The State of New Jersey Inherits, Second Cousins Don’t
In the Matter of the Estate of Rosenthal, No. P-461-18 (N.J. Super. Ct. Ch. Div., Mar. 6, 2019).
Sally Rosenthal died intestate, with no spouse or children. After a genealogical search for the Sally’s family members, the investigator concluded that Sally’s only surviving relatives that could be found were second cousins and second cousins, once removed on Sally’s maternal side.
The administrators of the estate sought to compel distribution of the estate assets to those relatives.
The State of New Jersey argued that the assets should be delivered to the unclaimed property administrator because the individuals identified were not “heirs” under the appropriate statutes. Id. at *3.

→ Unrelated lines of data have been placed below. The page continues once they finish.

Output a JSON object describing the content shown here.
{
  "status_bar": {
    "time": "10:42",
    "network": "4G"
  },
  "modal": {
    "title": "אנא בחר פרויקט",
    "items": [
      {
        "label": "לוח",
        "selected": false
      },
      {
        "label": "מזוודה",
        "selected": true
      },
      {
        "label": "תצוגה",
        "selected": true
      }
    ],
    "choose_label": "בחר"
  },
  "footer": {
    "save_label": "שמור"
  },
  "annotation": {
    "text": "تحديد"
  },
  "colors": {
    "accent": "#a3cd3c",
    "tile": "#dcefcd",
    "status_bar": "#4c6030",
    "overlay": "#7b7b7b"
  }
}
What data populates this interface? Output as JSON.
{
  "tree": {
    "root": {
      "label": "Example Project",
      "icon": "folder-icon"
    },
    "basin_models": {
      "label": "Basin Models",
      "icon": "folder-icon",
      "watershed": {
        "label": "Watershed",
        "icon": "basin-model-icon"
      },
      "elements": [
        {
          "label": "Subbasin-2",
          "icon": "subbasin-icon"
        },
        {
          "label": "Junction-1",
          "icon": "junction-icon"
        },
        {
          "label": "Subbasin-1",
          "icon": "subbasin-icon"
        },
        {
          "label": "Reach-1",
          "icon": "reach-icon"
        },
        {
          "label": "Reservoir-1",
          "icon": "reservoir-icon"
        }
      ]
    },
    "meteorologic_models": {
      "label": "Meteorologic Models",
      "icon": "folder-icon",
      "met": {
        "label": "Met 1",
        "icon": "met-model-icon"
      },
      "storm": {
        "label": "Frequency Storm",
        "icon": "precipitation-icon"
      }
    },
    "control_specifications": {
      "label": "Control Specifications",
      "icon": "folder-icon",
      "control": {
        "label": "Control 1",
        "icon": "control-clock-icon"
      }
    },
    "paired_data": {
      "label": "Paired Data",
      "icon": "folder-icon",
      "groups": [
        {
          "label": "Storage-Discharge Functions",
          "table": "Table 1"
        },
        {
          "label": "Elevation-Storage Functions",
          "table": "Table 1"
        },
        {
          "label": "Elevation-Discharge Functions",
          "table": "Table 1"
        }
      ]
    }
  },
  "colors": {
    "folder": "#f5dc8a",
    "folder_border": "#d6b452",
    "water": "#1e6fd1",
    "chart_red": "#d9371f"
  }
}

The trial court agreed with the State of New Jersey. The court concluded that, under New Jersey intestacy law, the relatives at issue were beyond the required degree of consanguinity – i.e., intestate distribution was not permitted beyond the third parentela, which included grandparents and those grandparents’ descendants. The court ruled that the individuals identified were ineligible for distribution from the estate because they were all second cousins and second cousins once removed, descendants of the Sally’s great-grandparents. Id. at *6-7.